Complex parts can contain intermittent and inconsistent burrs. Surface brushes used to de-burr extended rough faces are appropriate for these parts. An electrically energized brush is used to attack the part. This is an effective tool for cleaning parts that do not always have burrs in the same location. Brush wear in this process is tough to predict. The more the brush wears the less effective the de-burring becomes. This makes it critical to schedule brush replacement prior to reaching the level of acceptable finish. Although, this method relies upon diligent maintenance, this remains the ideal system for removing a wide range of burr sizes from an extended surface area.

Probing brushes are similar to surface brushes in their applications and limitations. These brushes are directed into the holes created by the tooling while the casting was bored. Like the surface brushes, probing brushes are most appropriate for parts that have inconsistent burr patterns. As is the case with surface brushes, these brushes are unpredictable in their wear and it is impossible to predict when they will need replacement.
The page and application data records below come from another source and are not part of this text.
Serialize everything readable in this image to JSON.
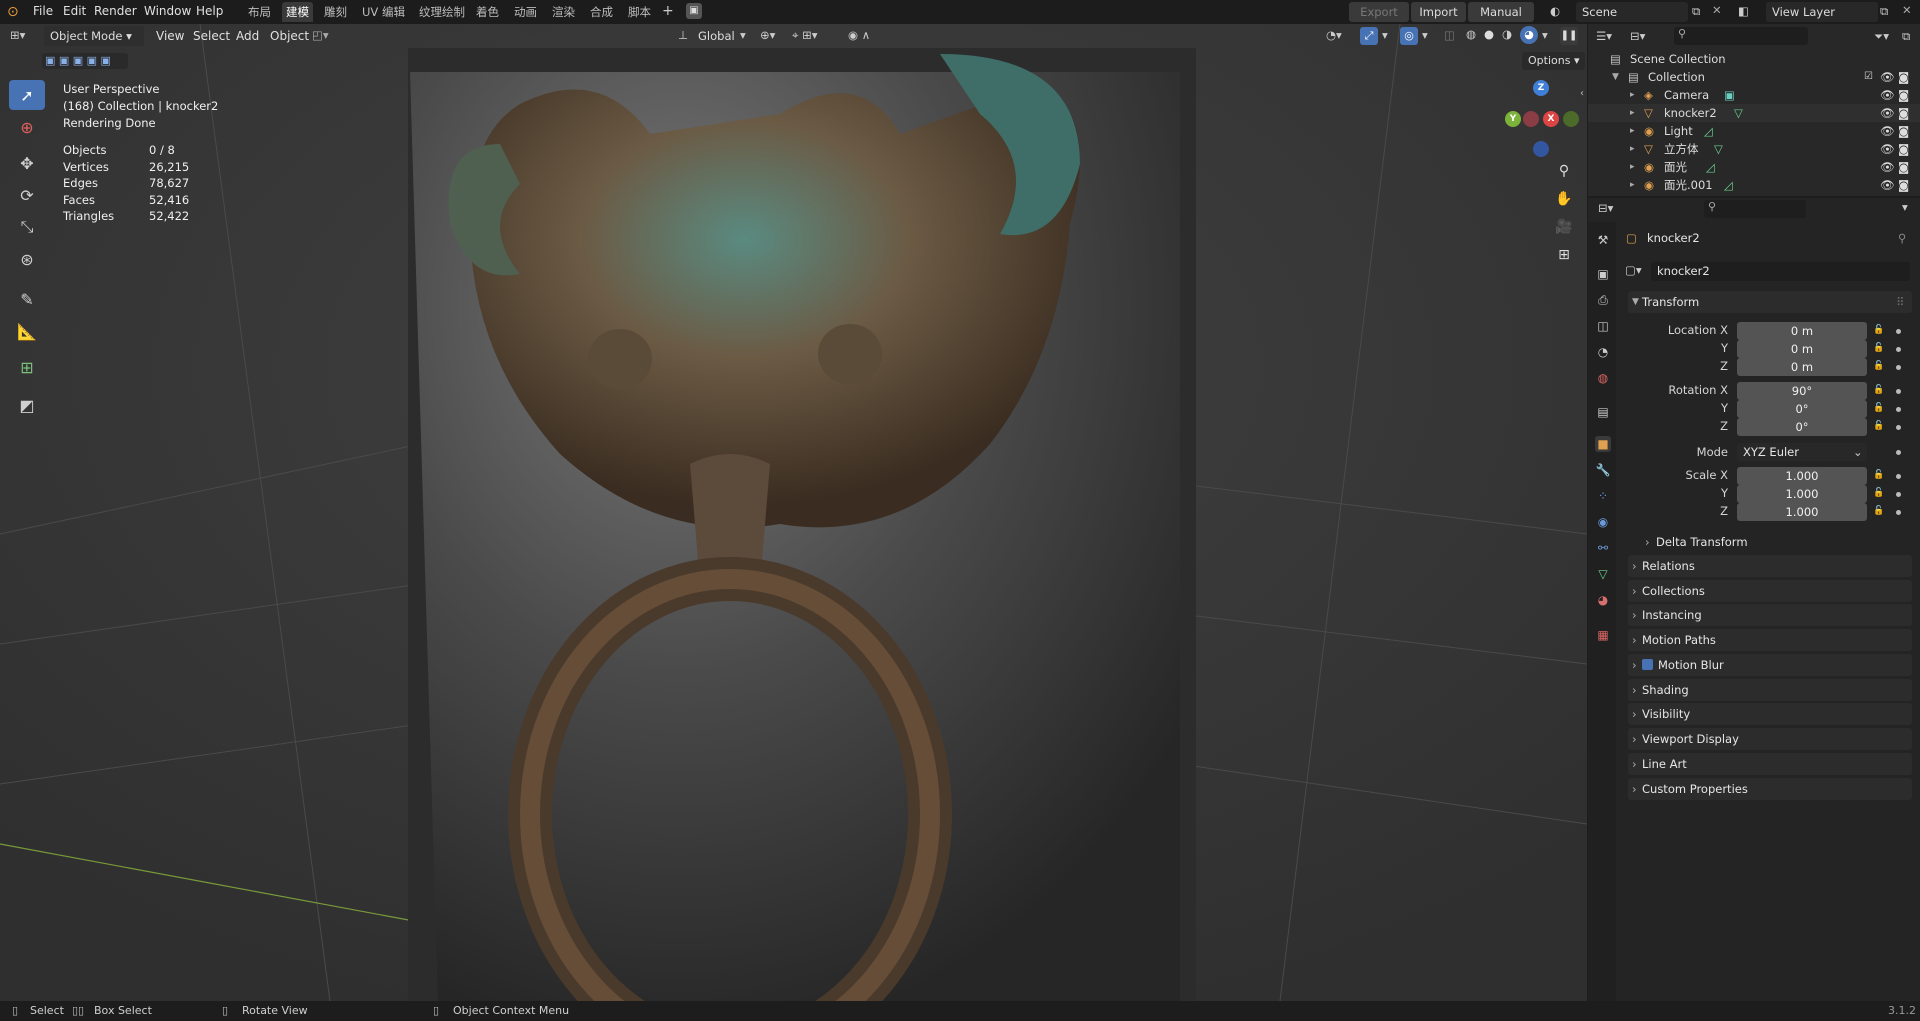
{
  "app": {
    "menus": [
      "File",
      "Edit",
      "Render",
      "Window",
      "Help"
    ],
    "workspaces": [
      "布局",
      "建模",
      "雕刻",
      "UV 编辑",
      "纹理绘制",
      "着色",
      "动画",
      "渲染",
      "合成",
      "脚本"
    ],
    "active_workspace": "建模",
    "export_label": "Export",
    "import_label": "Import",
    "manual_label": "Manual",
    "scene": "Scene",
    "view_layer": "View Layer",
    "version": "3.1.2"
  },
  "viewport": {
    "mode": "Object Mode",
    "menus": [
      "View",
      "Select",
      "Add",
      "Object"
    ],
    "orientation": "Global",
    "options_label": "Options",
    "info": [
      "User Perspective",
      "(168) Collection | knocker2",
      "Rendering Done"
    ],
    "stats": [
      {
        "k": "Objects",
        "v": "0 / 8"
      },
      {
        "k": "Vertices",
        "v": "26,215"
      },
      {
        "k": "Edges",
        "v": "78,627"
      },
      {
        "k": "Faces",
        "v": "52,416"
      },
      {
        "k": "Triangles",
        "v": "52,422"
      }
    ],
    "gizmo": {
      "z": "Z",
      "y": "Y",
      "x": "X"
    }
  },
  "outliner": {
    "root": "Scene Collection",
    "collection": "Collection",
    "items": [
      "Camera",
      "knocker2",
      "Light",
      "立方体",
      "面光",
      "面光.001"
    ]
  },
  "properties": {
    "object_name": "knocker2",
    "data_name": "knocker2",
    "transform_label": "Transform",
    "location": {
      "label": "Location X",
      "x": "0 m",
      "y": "0 m",
      "z": "0 m"
    },
    "rotation": {
      "label": "Rotation X",
      "x": "90°",
      "y": "0°",
      "z": "0°"
    },
    "mode_label": "Mode",
    "mode_value": "XYZ Euler",
    "scale": {
      "label": "Scale X",
      "x": "1.000",
      "y": "1.000",
      "z": "1.000"
    },
    "axis_y": "Y",
    "axis_z": "Z",
    "delta": "Delta Transform",
    "sections": [
      "Relations",
      "Collections",
      "Instancing",
      "Motion Paths",
      "Motion Blur",
      "Shading",
      "Visibility",
      "Viewport Display",
      "Line Art",
      "Custom Properties"
    ]
  },
  "status": {
    "select": "Select",
    "box_select": "Box Select",
    "rotate_view": "Rotate View",
    "context_menu": "Object Context Menu"
  }
}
The difficulty of knowing when to replace surface and probing brushes can give manufacturers headaches. Often, an inadequate brush is not detected until a customer complains to the manufacturer about unacceptable leftover burrs. Unfortunately for the company, by the time they receive the complaint from the customer; many shipments of unacceptable parts may have been shipped. Internal quality checks can help to schedule brush maintenance, but the time and labor involved with this maintenance can be prohibitive.
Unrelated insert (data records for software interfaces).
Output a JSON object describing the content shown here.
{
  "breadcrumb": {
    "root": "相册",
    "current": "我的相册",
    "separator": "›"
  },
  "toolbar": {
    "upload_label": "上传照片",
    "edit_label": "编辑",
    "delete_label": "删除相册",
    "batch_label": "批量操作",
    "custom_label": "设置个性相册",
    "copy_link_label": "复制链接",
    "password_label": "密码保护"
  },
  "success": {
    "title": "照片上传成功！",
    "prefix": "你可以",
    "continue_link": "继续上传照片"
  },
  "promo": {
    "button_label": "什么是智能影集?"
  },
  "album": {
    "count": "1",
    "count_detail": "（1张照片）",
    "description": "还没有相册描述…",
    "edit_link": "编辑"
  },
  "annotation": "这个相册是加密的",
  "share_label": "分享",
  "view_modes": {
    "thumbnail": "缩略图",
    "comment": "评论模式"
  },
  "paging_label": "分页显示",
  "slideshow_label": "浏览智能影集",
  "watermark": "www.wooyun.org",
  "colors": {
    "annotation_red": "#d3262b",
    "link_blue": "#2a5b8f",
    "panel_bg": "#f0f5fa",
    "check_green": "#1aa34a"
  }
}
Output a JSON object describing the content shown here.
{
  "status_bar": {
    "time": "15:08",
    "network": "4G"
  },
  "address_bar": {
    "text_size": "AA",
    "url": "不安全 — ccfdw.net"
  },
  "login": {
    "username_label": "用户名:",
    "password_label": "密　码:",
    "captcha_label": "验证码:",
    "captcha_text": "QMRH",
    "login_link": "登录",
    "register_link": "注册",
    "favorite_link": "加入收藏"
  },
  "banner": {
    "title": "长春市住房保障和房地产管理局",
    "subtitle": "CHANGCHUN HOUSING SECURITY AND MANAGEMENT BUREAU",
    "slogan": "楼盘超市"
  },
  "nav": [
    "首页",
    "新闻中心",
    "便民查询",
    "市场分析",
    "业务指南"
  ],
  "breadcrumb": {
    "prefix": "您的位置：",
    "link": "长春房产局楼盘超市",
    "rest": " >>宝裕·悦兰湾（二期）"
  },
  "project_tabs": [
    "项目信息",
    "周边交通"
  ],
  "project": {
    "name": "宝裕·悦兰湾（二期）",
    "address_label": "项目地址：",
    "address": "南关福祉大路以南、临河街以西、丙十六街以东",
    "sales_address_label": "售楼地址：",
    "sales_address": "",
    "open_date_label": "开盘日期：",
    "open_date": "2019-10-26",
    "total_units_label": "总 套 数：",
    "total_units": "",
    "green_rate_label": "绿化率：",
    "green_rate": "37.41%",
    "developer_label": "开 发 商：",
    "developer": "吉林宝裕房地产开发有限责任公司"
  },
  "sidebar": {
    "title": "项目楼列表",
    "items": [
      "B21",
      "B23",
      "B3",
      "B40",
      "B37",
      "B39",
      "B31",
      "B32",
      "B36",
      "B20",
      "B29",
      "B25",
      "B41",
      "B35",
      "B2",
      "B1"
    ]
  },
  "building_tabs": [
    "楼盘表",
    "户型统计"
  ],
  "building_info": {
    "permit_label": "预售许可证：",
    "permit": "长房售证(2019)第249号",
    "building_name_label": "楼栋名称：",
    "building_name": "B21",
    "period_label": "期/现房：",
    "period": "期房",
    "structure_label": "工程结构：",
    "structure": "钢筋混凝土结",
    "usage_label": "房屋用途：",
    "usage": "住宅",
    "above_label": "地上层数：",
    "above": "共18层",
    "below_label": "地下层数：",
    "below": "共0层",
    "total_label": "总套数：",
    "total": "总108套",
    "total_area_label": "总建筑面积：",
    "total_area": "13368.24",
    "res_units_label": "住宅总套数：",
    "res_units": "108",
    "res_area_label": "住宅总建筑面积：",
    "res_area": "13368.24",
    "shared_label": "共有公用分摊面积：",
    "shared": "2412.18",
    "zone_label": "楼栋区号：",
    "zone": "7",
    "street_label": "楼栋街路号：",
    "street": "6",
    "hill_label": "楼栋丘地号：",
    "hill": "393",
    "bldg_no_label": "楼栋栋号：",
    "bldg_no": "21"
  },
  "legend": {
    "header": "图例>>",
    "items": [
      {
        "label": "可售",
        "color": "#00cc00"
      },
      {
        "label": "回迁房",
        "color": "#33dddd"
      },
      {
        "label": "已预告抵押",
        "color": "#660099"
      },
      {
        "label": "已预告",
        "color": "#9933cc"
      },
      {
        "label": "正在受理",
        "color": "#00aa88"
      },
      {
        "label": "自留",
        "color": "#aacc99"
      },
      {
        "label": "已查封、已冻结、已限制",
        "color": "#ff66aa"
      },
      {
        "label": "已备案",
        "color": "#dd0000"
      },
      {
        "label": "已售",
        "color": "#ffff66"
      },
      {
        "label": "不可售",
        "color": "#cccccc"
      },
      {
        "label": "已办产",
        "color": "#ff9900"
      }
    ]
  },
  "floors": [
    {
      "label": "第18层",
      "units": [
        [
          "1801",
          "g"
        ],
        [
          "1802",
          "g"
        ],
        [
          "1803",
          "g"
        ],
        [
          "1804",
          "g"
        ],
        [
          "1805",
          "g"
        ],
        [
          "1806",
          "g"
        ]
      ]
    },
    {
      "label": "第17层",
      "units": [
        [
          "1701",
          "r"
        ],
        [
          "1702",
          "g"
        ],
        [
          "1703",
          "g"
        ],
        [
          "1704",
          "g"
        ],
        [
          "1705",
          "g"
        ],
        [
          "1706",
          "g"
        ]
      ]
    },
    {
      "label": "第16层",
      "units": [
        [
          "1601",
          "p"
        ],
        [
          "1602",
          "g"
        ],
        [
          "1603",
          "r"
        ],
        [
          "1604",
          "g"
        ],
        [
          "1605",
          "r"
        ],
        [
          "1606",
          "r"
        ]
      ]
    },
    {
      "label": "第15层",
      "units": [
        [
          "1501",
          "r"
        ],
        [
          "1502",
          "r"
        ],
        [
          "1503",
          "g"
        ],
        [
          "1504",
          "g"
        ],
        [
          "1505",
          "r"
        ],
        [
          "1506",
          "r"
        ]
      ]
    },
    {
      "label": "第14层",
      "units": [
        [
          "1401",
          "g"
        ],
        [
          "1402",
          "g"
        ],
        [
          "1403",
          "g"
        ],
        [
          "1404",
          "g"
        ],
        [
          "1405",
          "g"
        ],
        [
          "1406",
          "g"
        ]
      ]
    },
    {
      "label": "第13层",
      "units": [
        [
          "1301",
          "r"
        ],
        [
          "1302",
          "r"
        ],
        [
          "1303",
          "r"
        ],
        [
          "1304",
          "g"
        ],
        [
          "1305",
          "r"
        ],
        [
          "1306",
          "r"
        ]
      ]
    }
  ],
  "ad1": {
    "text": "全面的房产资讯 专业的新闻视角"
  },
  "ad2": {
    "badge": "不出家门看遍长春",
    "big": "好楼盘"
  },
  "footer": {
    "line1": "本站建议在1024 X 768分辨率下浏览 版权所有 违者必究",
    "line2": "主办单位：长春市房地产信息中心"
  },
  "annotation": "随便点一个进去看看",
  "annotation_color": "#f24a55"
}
Methods of de-burring can be described through a simple analogy. Imagine the burrs as cans sitting atop a wall. Removing the burrs with a powered brush is analogous to removing the cans with a hand grenade. You will remove all the cans, but there is a possibility of damage to the wall itself. Removing burrs with tumbling media is like clearing a mountainside with a landslide. The rough patches are removed, but so is the beauty. The hydro system is a sharpshooter, knocking the burrs off with accuracy and leaving the wall, mountainside or part untouched.
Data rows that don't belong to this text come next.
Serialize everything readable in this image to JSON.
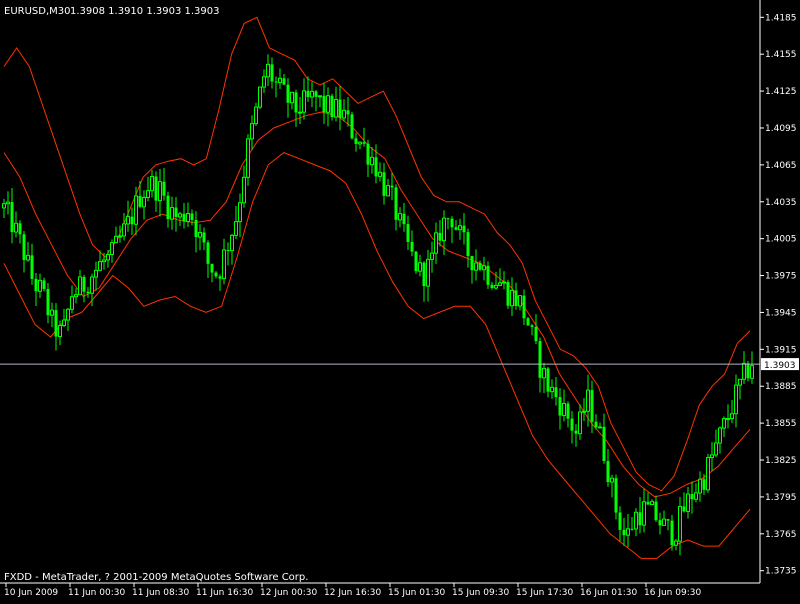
{
  "header": {
    "symbol": "EURUSD,M30",
    "ohlc": "1.3908 1.3910 1.3903 1.3903"
  },
  "footer": {
    "copyright": "FXDD - MetaTrader, ? 2001-2009 MetaQuotes Software Corp."
  },
  "colors": {
    "background": "#000000",
    "axis": "#ffffff",
    "candle": "#00ff00",
    "bands": "#ff3300",
    "price_line": "#b0b8c8",
    "label_bg": "#ffffff",
    "label_text": "#000000"
  },
  "chart_data": {
    "type": "candlestick",
    "ylim": [
      1.3725,
      1.4195
    ],
    "y_ticks": [
      "1.4185",
      "1.4155",
      "1.4125",
      "1.4095",
      "1.4065",
      "1.4035",
      "1.4005",
      "1.3975",
      "1.3945",
      "1.3915",
      "1.3885",
      "1.3855",
      "1.3825",
      "1.3795",
      "1.3765",
      "1.3735"
    ],
    "x_ticks": [
      "10 Jun 2009",
      "11 Jun 00:30",
      "11 Jun 08:30",
      "11 Jun 16:30",
      "12 Jun 00:30",
      "12 Jun 16:30",
      "15 Jun 01:30",
      "15 Jun 09:30",
      "15 Jun 17:30",
      "16 Jun 01:30",
      "16 Jun 09:30"
    ],
    "current_price": 1.3903,
    "current_price_label": "1.3903",
    "close_series": [
      1.403,
      1.4015,
      1.3995,
      1.397,
      1.396,
      1.3935,
      1.3925,
      1.396,
      1.3965,
      1.3975,
      1.3985,
      1.399,
      1.4005,
      1.402,
      1.404,
      1.405,
      1.4045,
      1.403,
      1.402,
      1.403,
      1.401,
      1.3985,
      1.3975,
      1.4,
      1.4025,
      1.4075,
      1.411,
      1.4145,
      1.413,
      1.412,
      1.411,
      1.4115,
      1.412,
      1.4112,
      1.411,
      1.4105,
      1.409,
      1.408,
      1.407,
      1.405,
      1.4035,
      1.401,
      1.399,
      1.3975,
      1.3985,
      1.4015,
      1.4025,
      1.4005,
      1.399,
      1.3985,
      1.3975,
      1.397,
      1.396,
      1.3955,
      1.3935,
      1.3905,
      1.3885,
      1.3875,
      1.386,
      1.3845,
      1.3875,
      1.3855,
      1.3825,
      1.3785,
      1.376,
      1.378,
      1.3785,
      1.378,
      1.377,
      1.3765,
      1.3785,
      1.38,
      1.381,
      1.383,
      1.385,
      1.387,
      1.389,
      1.3905
    ],
    "bands": {
      "upper": [
        1.4145,
        1.416,
        1.4145,
        1.4115,
        1.4085,
        1.4055,
        1.4025,
        1.4,
        1.399,
        1.4005,
        1.403,
        1.4055,
        1.4065,
        1.4068,
        1.407,
        1.4065,
        1.407,
        1.411,
        1.4155,
        1.418,
        1.4185,
        1.416,
        1.4155,
        1.415,
        1.4135,
        1.413,
        1.4135,
        1.4125,
        1.4115,
        1.412,
        1.4125,
        1.4105,
        1.408,
        1.4055,
        1.404,
        1.4035,
        1.4035,
        1.403,
        1.4025,
        1.401,
        1.4,
        1.3985,
        1.3955,
        1.3935,
        1.3915,
        1.391,
        1.39,
        1.3885,
        1.3855,
        1.3835,
        1.3815,
        1.3805,
        1.38,
        1.3812,
        1.384,
        1.387,
        1.3885,
        1.3895,
        1.392,
        1.393
      ],
      "middle": [
        1.4075,
        1.4055,
        1.4025,
        1.4,
        1.3975,
        1.3958,
        1.3965,
        1.3985,
        1.4005,
        1.402,
        1.4025,
        1.402,
        1.4018,
        1.402,
        1.4035,
        1.4065,
        1.4085,
        1.4095,
        1.41,
        1.4105,
        1.4108,
        1.4105,
        1.4095,
        1.408,
        1.407,
        1.4045,
        1.4025,
        1.4005,
        1.3995,
        1.399,
        1.3985,
        1.3975,
        1.3965,
        1.3945,
        1.3925,
        1.3895,
        1.3875,
        1.3855,
        1.384,
        1.382,
        1.3805,
        1.3795,
        1.3798,
        1.3805,
        1.381,
        1.382,
        1.3835,
        1.385
      ],
      "lower": [
        1.3985,
        1.396,
        1.3935,
        1.3925,
        1.394,
        1.3945,
        1.396,
        1.3975,
        1.3965,
        1.395,
        1.3955,
        1.3958,
        1.395,
        1.3945,
        1.395,
        1.399,
        1.4035,
        1.4065,
        1.4075,
        1.407,
        1.4065,
        1.406,
        1.405,
        1.4025,
        1.3995,
        1.397,
        1.395,
        1.394,
        1.3945,
        1.395,
        1.395,
        1.3935,
        1.3905,
        1.3875,
        1.3845,
        1.3825,
        1.381,
        1.3795,
        1.378,
        1.3765,
        1.3755,
        1.3745,
        1.3745,
        1.3755,
        1.376,
        1.3755,
        1.3755,
        1.377,
        1.3785
      ]
    }
  }
}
Therefore, if a part has consistent placement of burrs, a high-pressure direct spray system is appropriate. An example of this can be found in an automotive transmission plant. An aluminum valve body, once milled, is left with a consistent roll over bore in the spool bore. A power brush cannot access the hole where the spur is located. A probing brush may be able to access the burr, but there is the chance that it will damage the machined surface of the part and render it scrap.

A high-pressure water stream can shoot into the hole and knock the bore off with precision. It can then flush the burr out, and do no damage to the machined surface. Assuming the burr is formed in the correct spot in the prior stages, the high-pressure water system will deliver the best quality possible every time.

Before committing to a hydro de-burring system, a company must make sure it will work for their part. If it does, then they must determine if the money they will make from delivering a high-quality end product is worth the cost of the machine.